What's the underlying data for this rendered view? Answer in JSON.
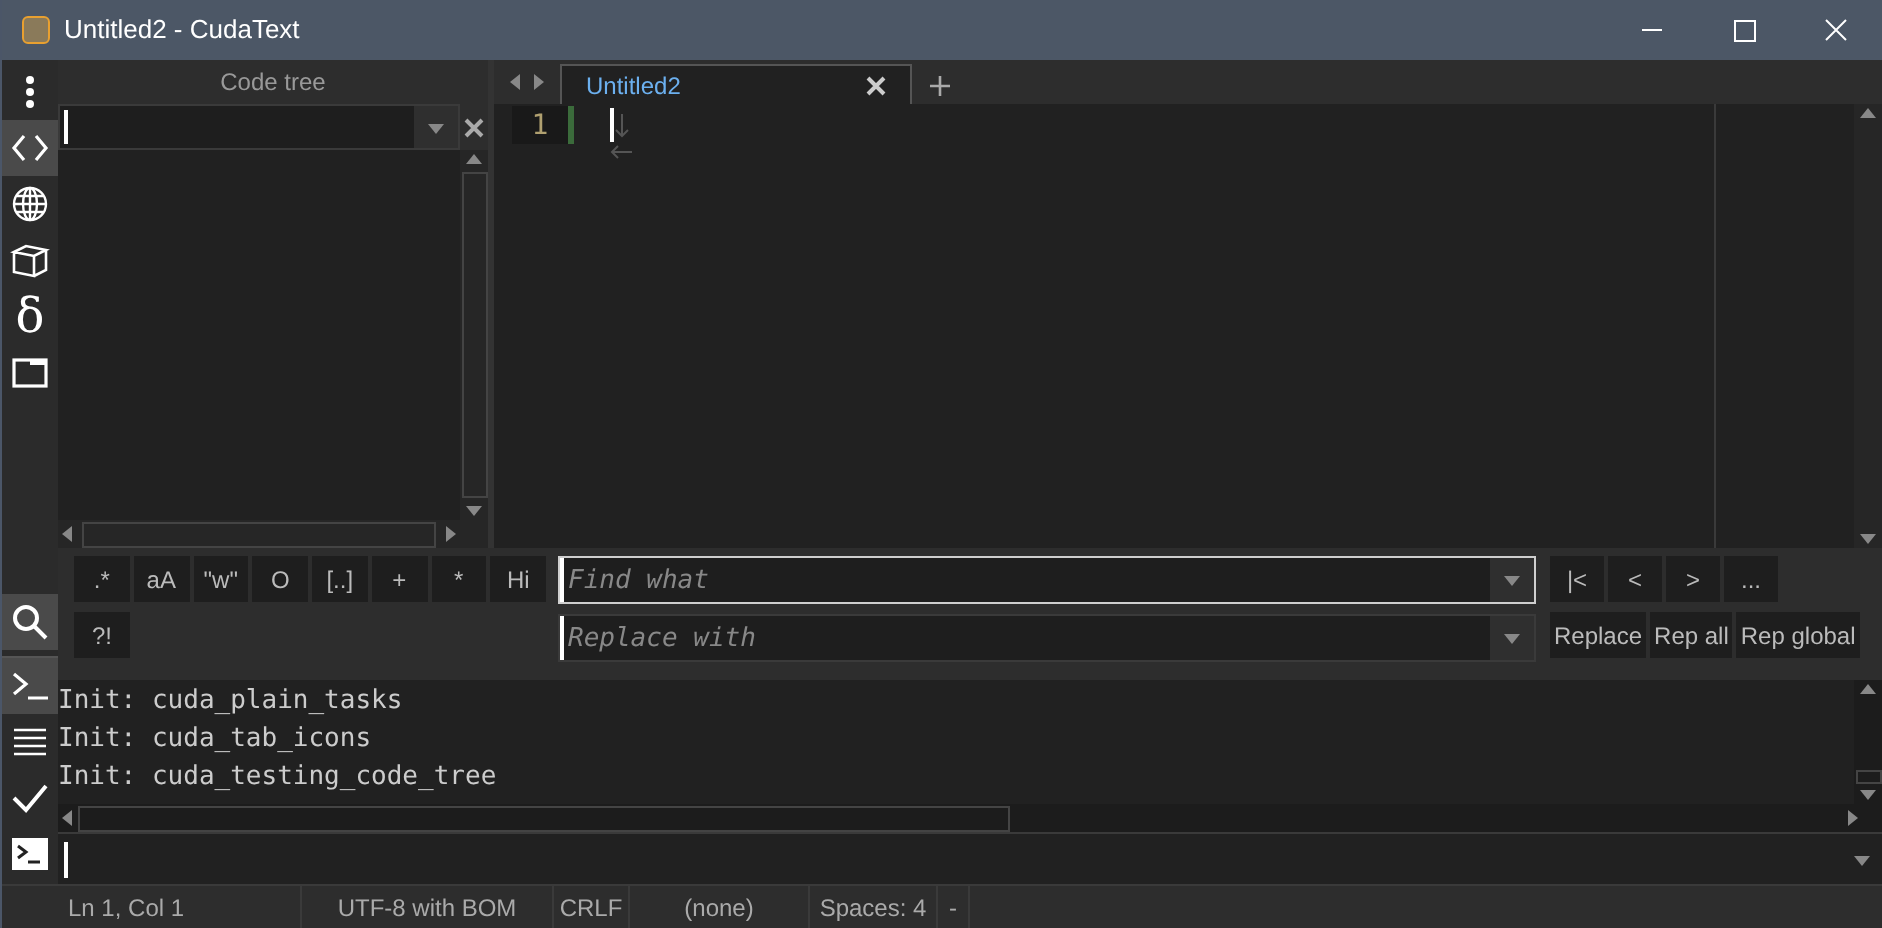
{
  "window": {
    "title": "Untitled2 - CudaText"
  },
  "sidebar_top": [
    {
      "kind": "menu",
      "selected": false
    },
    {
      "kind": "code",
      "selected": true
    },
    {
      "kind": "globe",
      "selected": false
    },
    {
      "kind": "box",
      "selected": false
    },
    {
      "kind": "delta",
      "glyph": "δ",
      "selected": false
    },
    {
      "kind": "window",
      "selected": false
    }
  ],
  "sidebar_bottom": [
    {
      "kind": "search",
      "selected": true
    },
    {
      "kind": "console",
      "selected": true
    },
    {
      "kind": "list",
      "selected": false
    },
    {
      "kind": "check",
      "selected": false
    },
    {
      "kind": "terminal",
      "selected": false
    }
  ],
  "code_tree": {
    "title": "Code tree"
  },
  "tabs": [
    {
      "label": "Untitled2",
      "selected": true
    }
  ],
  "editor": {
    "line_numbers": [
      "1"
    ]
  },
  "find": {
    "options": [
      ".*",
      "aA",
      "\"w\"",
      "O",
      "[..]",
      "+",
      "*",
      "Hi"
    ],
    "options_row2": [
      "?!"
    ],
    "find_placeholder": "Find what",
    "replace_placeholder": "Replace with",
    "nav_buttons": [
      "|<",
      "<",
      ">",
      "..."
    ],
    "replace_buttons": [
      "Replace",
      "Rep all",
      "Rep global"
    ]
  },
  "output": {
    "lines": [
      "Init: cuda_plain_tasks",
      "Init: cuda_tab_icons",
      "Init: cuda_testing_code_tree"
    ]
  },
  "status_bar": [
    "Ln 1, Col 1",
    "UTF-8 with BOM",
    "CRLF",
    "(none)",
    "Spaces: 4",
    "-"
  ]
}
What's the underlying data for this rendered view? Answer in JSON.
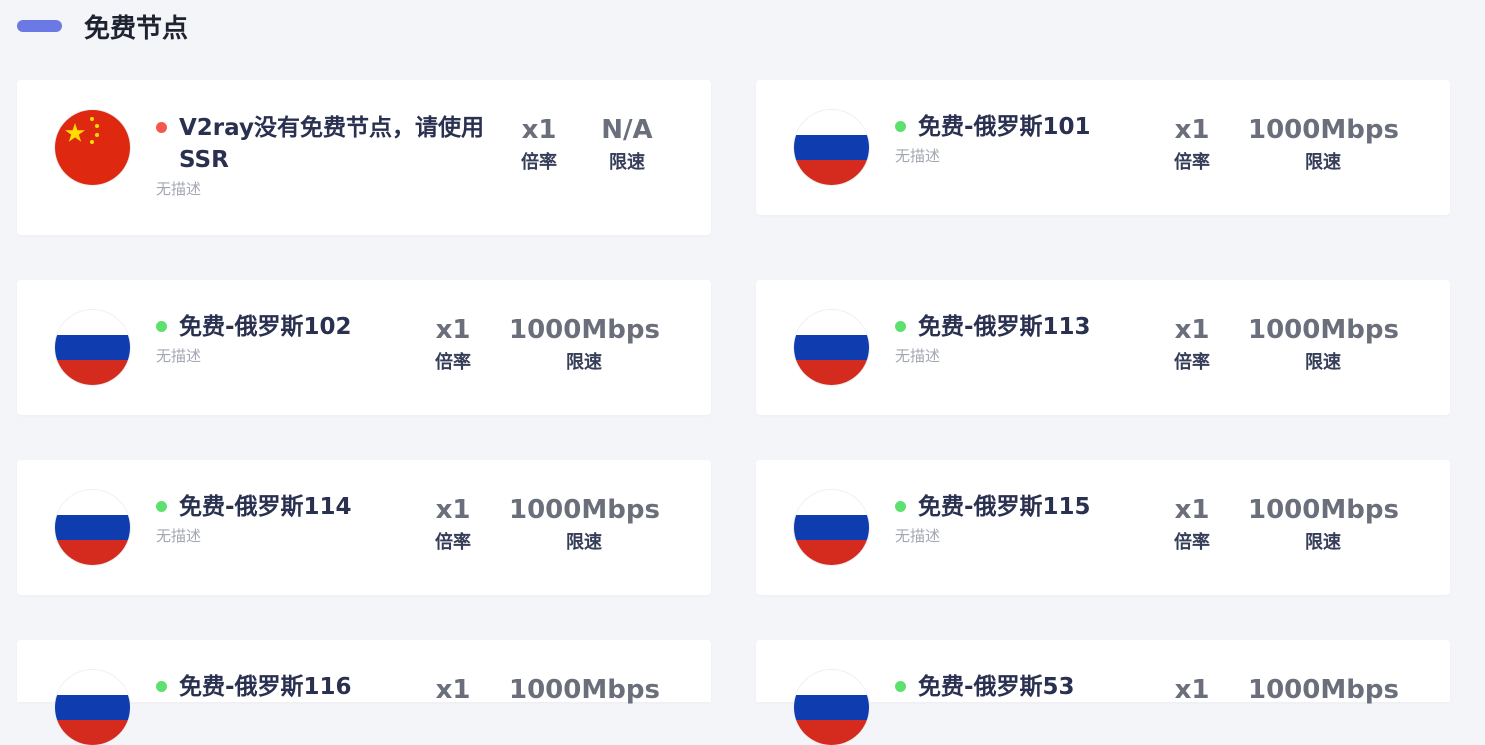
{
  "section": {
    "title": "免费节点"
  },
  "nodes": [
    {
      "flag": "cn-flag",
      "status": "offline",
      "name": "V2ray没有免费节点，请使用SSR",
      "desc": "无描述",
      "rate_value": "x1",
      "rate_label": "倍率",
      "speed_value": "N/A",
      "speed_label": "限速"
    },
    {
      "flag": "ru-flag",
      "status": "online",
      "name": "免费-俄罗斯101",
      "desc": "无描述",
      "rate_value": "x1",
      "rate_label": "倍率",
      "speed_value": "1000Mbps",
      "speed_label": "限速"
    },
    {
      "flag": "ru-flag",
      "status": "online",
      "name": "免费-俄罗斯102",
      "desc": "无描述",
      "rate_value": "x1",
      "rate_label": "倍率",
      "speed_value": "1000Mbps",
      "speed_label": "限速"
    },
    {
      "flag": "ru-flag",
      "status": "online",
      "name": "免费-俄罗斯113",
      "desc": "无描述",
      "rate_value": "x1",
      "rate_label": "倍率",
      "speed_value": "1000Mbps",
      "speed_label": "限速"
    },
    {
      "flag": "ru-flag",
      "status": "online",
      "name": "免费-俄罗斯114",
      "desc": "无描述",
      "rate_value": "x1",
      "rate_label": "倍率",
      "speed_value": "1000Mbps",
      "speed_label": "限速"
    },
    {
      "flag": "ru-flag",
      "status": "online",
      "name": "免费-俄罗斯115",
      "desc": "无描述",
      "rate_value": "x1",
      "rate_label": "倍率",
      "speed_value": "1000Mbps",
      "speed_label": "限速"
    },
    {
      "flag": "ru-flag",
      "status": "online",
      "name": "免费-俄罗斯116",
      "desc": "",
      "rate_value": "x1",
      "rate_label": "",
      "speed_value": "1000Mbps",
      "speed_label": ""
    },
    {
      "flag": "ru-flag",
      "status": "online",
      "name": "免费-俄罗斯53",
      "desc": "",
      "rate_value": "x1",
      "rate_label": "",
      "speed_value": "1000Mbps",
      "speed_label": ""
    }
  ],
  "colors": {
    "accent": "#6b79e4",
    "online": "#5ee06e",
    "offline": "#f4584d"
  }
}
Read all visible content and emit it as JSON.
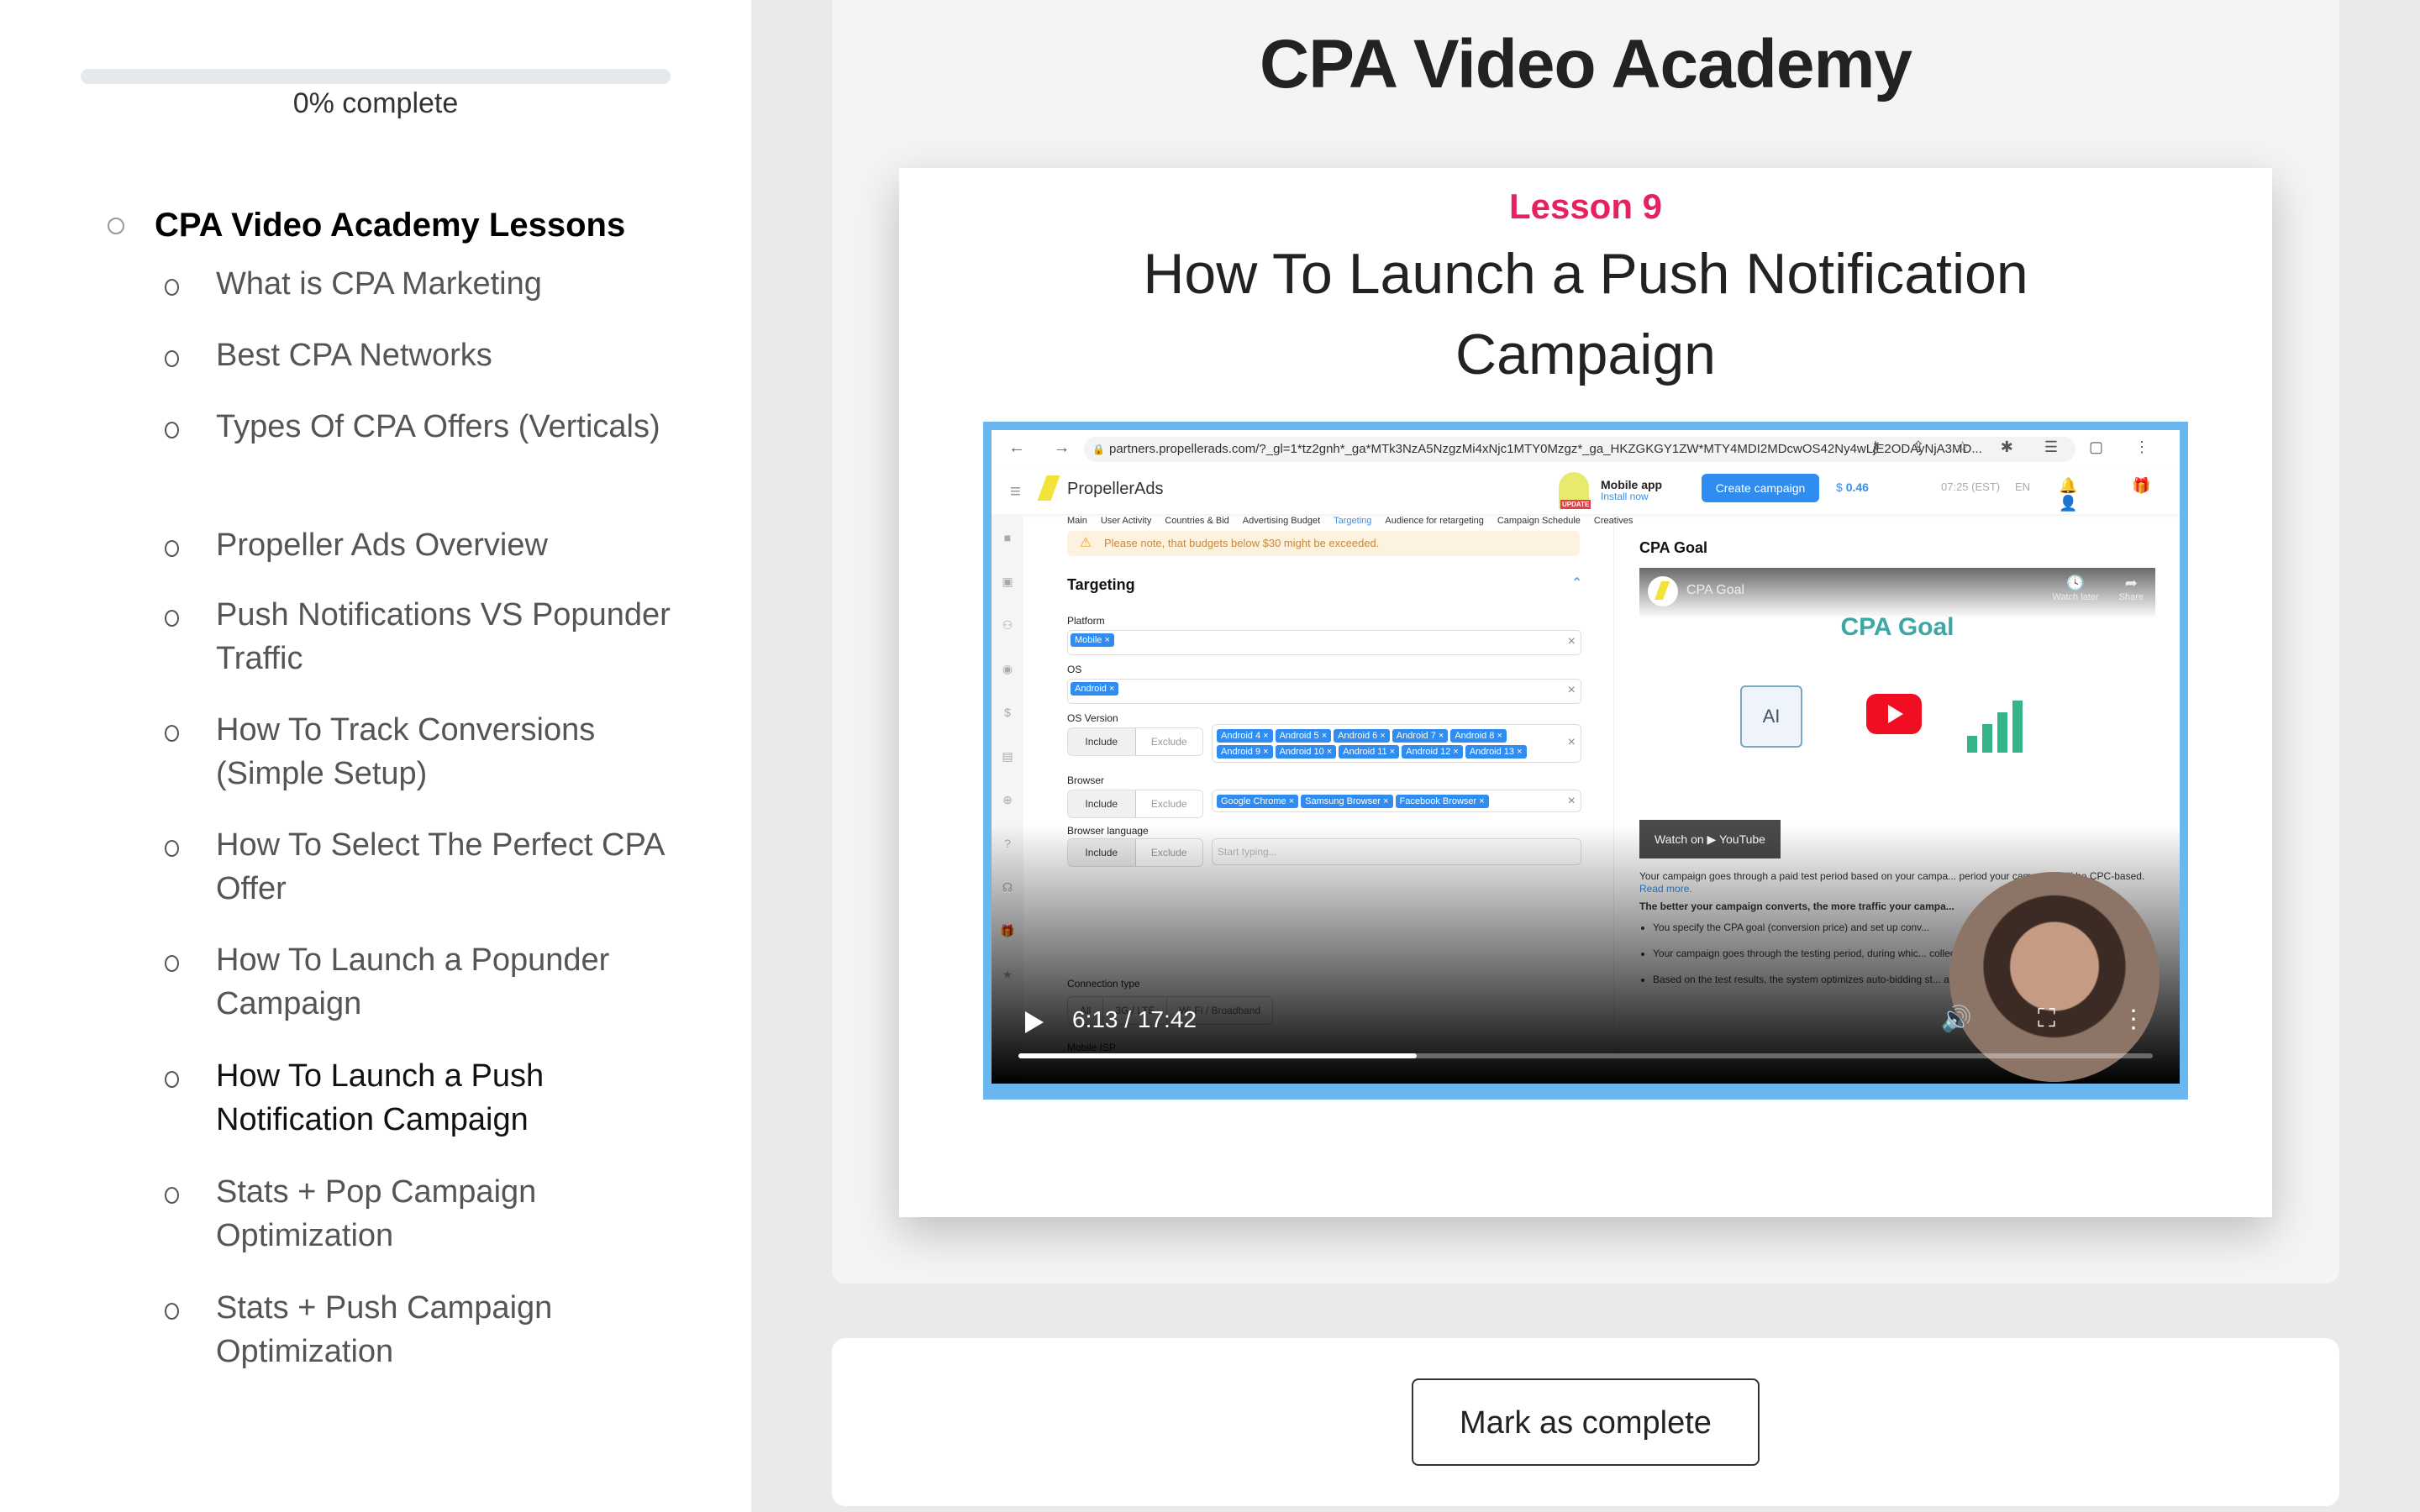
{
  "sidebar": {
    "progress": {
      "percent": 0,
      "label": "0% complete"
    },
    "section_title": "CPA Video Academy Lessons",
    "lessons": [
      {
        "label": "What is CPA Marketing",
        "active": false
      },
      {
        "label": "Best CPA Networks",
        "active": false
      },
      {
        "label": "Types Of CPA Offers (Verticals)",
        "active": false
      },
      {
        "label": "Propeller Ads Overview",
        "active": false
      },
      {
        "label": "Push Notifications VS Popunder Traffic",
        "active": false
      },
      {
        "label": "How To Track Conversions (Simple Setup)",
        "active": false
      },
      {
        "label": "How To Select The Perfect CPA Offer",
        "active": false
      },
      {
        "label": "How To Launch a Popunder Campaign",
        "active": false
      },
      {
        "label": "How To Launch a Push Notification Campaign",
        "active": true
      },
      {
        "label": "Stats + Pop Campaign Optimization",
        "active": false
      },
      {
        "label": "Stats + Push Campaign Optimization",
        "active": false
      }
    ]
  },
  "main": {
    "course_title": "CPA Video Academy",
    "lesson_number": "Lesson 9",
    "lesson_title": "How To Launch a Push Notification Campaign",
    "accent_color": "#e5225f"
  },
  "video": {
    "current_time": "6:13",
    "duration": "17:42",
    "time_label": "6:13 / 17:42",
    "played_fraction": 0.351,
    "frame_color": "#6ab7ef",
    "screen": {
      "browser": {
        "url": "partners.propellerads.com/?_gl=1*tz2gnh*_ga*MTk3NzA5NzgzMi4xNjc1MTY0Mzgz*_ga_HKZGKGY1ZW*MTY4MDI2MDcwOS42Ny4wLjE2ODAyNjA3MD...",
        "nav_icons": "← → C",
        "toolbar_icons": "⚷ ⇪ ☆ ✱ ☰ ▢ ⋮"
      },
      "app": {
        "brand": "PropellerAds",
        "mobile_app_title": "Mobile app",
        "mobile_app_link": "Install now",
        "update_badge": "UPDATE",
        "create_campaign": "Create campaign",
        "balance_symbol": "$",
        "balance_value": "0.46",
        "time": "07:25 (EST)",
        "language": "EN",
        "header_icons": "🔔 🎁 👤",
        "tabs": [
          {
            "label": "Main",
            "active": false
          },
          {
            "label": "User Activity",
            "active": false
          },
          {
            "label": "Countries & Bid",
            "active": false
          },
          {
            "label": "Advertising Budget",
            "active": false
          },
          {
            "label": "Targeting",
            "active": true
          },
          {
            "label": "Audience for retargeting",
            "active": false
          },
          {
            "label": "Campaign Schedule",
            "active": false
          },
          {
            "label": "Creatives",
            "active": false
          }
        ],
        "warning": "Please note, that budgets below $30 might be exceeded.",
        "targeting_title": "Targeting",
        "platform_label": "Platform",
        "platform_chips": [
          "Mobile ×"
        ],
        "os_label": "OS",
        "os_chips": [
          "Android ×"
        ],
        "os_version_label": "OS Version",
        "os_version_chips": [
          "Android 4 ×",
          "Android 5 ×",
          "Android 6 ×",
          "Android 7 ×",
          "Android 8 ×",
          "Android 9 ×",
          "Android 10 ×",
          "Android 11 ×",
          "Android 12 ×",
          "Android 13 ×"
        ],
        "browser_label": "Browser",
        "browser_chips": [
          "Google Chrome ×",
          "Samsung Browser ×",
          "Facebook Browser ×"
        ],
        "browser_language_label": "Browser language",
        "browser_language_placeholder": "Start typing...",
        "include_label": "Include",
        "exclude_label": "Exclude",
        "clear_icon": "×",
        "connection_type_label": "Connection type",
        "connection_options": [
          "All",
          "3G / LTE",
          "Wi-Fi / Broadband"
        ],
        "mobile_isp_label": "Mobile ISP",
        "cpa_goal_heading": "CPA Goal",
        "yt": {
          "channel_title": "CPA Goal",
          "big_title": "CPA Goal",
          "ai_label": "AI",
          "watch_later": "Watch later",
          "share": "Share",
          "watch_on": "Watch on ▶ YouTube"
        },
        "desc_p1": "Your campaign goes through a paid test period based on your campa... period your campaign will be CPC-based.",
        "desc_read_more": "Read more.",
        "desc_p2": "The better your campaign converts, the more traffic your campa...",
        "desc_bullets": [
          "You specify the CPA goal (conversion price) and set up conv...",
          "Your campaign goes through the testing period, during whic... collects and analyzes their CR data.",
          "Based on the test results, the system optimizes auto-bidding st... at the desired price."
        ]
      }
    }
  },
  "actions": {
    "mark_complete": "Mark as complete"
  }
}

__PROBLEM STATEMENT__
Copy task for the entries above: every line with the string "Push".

__RESPONSE BOX__
        "label": "Push Notifications VS Popunder Traffic",
        "label": "How To Launch a Push Notification Campaign",
        "label": "Stats + Push Campaign Optimization",
    "lesson_title": "How To Launch a Push Notification Campaign",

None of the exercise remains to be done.